As Red as Blood isn't the typical YA suspense novel, and in spite of the protagonist's name (Lummika-which means Snow White in Finnish), it isn't a fairy tale re-telling, although there are plenty of references to Snow White and other fairy tales. This is the first in a trilogy, referred to as the Snow White Trilogy, Bk. 1 in some places and as Lummika Andersson, Bk. 1 in others.
From the book description: "In the midst of the freezing Arctic winter, seventeen-year-old Lumikki Andersson walks into her school’s dark room and finds a stash of wet, crimson-colored money. Thousands of Euros left to dry—splattered with someone’s blood."
I'm unsure about how to describe this novel because there are scenes that are a little confusing or not fully explained, and there is a back story that is frequently referred to, but kept deliberately vague. Part of this vagueness may be a result of the translation, but I'm not certain if this is the case or if it is simply the author's style.
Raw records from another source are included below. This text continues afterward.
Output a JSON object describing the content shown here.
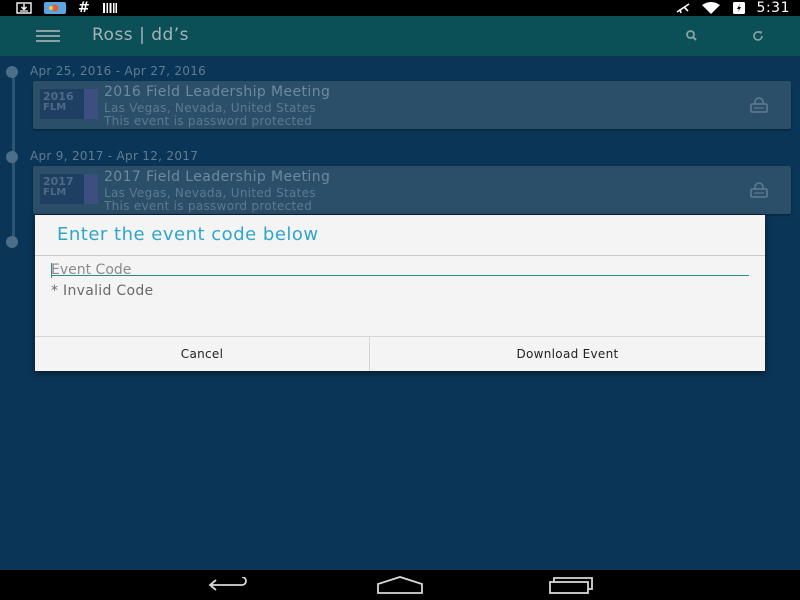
{
  "status_bar": {
    "notification_icons": [
      "download-icon",
      "photos-app-icon",
      "hash-icon",
      "barcode-icon"
    ],
    "hash_glyph": "#",
    "right_icons": [
      "airplane-mode-icon",
      "wifi-icon",
      "battery-icon"
    ],
    "time": "5:31"
  },
  "app_bar": {
    "title": "Ross | dd’s",
    "icons": [
      "menu-icon",
      "search-icon",
      "refresh-icon"
    ]
  },
  "events": [
    {
      "date_range": "Apr 25, 2016 - Apr 27, 2016",
      "thumb_year": "2016",
      "thumb_sub": "FLM",
      "title": "2016 Field Leadership Meeting",
      "location": "Las Vegas, Nevada, United States",
      "protected_note": "This event is password protected"
    },
    {
      "date_range": "Apr 9, 2017 - Apr 12, 2017",
      "thumb_year": "2017",
      "thumb_sub": "FLM",
      "title": "2017 Field Leadership Meeting",
      "location": "Las Vegas, Nevada, United States",
      "protected_note": "This event is password protected"
    }
  ],
  "dialog": {
    "title": "Enter the event code below",
    "input_placeholder": "Event Code",
    "input_value": "",
    "error_message": "* Invalid Code",
    "cancel_label": "Cancel",
    "download_label": "Download Event"
  },
  "nav_bar": {
    "icons": [
      "back-icon",
      "home-icon",
      "recents-icon"
    ]
  },
  "colors": {
    "app_bar": "#0b4f57",
    "background": "#0b3556",
    "dialog_title": "#2fa6c9",
    "input_accent": "#2a8d8d"
  }
}
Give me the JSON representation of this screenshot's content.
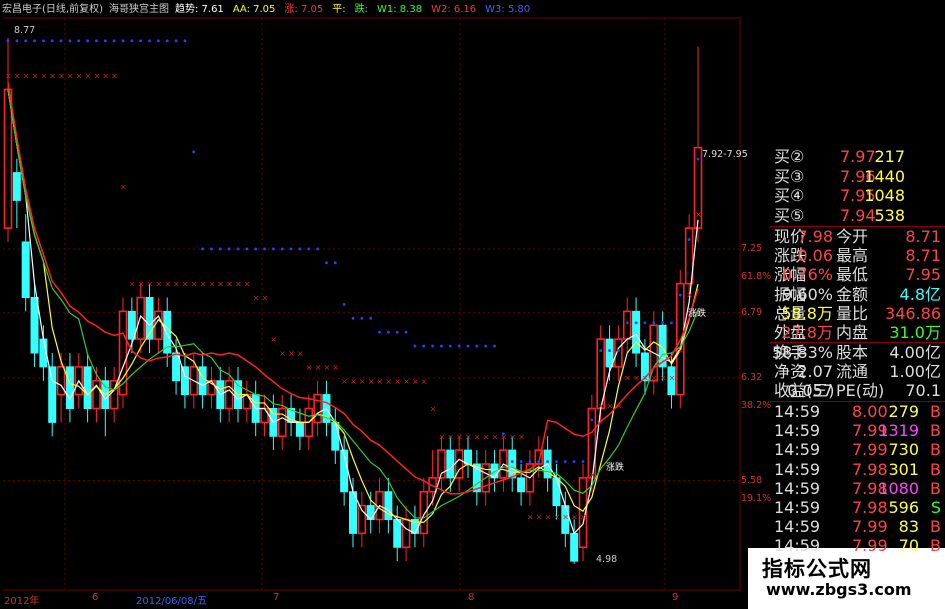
{
  "header": {
    "title": "宏昌电子(日线,前复权)",
    "indicator_name": "海哥狭宫主图",
    "items": [
      {
        "label": "趋势: 7.61",
        "color": "#ffffff"
      },
      {
        "label": "AA: 7.05",
        "color": "#ffff00"
      },
      {
        "label": "涨: 7.05",
        "color": "#ff3333"
      },
      {
        "label": "平:",
        "color": "#ffff00"
      },
      {
        "label": "跌:",
        "color": "#33ff33"
      },
      {
        "label": "W1: 8.38",
        "color": "#33ff33"
      },
      {
        "label": "W2: 6.16",
        "color": "#ff3333"
      },
      {
        "label": "W3: 5.80",
        "color": "#3366ff"
      }
    ]
  },
  "chart": {
    "high_label": "8.77",
    "low_label": "4.98",
    "range_label": "7.92-7.95",
    "annotation_1": "涨跌",
    "annotation_2": "涨跌",
    "y_labels": [
      {
        "text": "7.25",
        "price": 7.25
      },
      {
        "text": "61.8%",
        "price": 7.05
      },
      {
        "text": "6.79",
        "price": 6.79
      },
      {
        "text": "6.32",
        "price": 6.32
      },
      {
        "text": "38.2%",
        "price": 6.12
      },
      {
        "text": "5.58",
        "price": 5.58
      },
      {
        "text": "19.1%",
        "price": 5.45
      }
    ],
    "x_labels": [
      {
        "text": "2012年",
        "color": "#cc3333"
      },
      {
        "text": "6",
        "color": "#cc3333"
      },
      {
        "text": "2012/06/08/五",
        "color": "#3366ff"
      },
      {
        "text": "7",
        "color": "#cc3333"
      },
      {
        "text": "8",
        "color": "#cc3333"
      },
      {
        "text": "9",
        "color": "#cc3333"
      }
    ]
  },
  "quote_panel": {
    "orders": [
      {
        "label": "买②",
        "price": "7.97",
        "vol": "217"
      },
      {
        "label": "买③",
        "price": "7.96",
        "vol": "1440"
      },
      {
        "label": "买④",
        "price": "7.95",
        "vol": "1048"
      },
      {
        "label": "买⑤",
        "price": "7.94",
        "vol": "538"
      }
    ],
    "stats": [
      {
        "l1": "现价",
        "v1": "7.98",
        "l2": "今开",
        "v2": "8.71"
      },
      {
        "l1": "涨跌",
        "v1": "0.06",
        "l2": "最高",
        "v2": "8.71"
      },
      {
        "l1": "涨幅",
        "v1": "0.76%",
        "l2": "最低",
        "v2": "7.95"
      },
      {
        "l1": "振幅",
        "v1": "9.60%",
        "l2": "金额",
        "v2": "4.8亿"
      },
      {
        "l1": "总量",
        "v1": "58.8万",
        "l2": "量比",
        "v2": "346.86"
      },
      {
        "l1": "外盘",
        "v1": "27.8万",
        "l2": "内盘",
        "v2": "31.0万"
      }
    ],
    "finance": [
      {
        "l1": "换手",
        "v1": "58.83%",
        "l2": "股本",
        "v2": "4.00亿"
      },
      {
        "l1": "净资",
        "v1": "2.07",
        "l2": "流通",
        "v2": "1.00亿"
      },
      {
        "l1": "收益(三)",
        "v1": "0.057",
        "l2": "PE(动)",
        "v2": "70.1"
      }
    ],
    "ticks": [
      {
        "time": "14:59",
        "price": "8.00",
        "vol": "279",
        "side": "B"
      },
      {
        "time": "14:59",
        "price": "7.99",
        "vol": "1319",
        "side": "B"
      },
      {
        "time": "14:59",
        "price": "7.99",
        "vol": "730",
        "side": "B"
      },
      {
        "time": "14:59",
        "price": "7.98",
        "vol": "301",
        "side": "B"
      },
      {
        "time": "14:59",
        "price": "7.98",
        "vol": "1080",
        "side": "B"
      },
      {
        "time": "14:59",
        "price": "7.98",
        "vol": "596",
        "side": "S"
      },
      {
        "time": "14:59",
        "price": "7.99",
        "vol": "83",
        "side": "B"
      },
      {
        "time": "14:59",
        "price": "7.99",
        "vol": "70",
        "side": "B"
      }
    ]
  },
  "watermark": {
    "brand": "指标公式网",
    "url": "www.zbgs3.com"
  },
  "colors": {
    "up": "#ff2222",
    "down": "#33ffff",
    "grid": "#6b0000",
    "ma_white": "#ffffff",
    "ma_yellow": "#ffff33",
    "ma_green": "#33cc33",
    "ma_red": "#ff2222",
    "dots_blue": "#2244ff",
    "cross_red": "#cc2222"
  }
}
Lummika is an interesting character; some readers have seen a Liz Salander connection and found her character imitative. Lummika, however, is much younger than Salander, her past is not nearly as dark, and her personality, while reserved and wary, does not approach the hostile and asocial elements of Salander's. Salander is often violent, has no feelings of guilt, and certainly has some emotional disorders. (Don't get me wrong; I love Salander's character and all of the books in Steig Larsson's trilogy-- I just don't think the comparison is apt.)
Lummika has learned to be cautious in her dealings with people. She prefers to be invisible, and although she is often critical of others, she is also aware that some of those people whose behavior she criticizes are wearing masks to help them fit in. Lummika feels no need to fit in with the crowd. She has her own personal goals and is determined to move through her life in a way that suits her personality. When she discovers the blood-spattered money in the school's dark room, she finds herself in a dilemma. She feels that the authorities (the principal? the police?) should know, but she does not want to be personally connected to the situation. She debates her options.
When she sees one of the school's popular boys leaving the dark room with the money, Lummika is curious and follows him. She doesn't like the boy, but wants to know more about the origin of the money before making a decision about what to do. What evolves, however, is that in spite of her desire to keep free of entanglements, Lummika ends up feeling pity for Elisa, one of the three teens who found the blood money.
Although the story has many flaws, whether as a result of the author or the translator, the novel holds promise. I liked Lummika's character. If the plot and back story had holes that bothered me, it still intrigued me enough to want to read the next installment.
Read in February. Blog post scheduled for March 4, 2015.
YA/Mystery. 2014. Print version: 274 pages.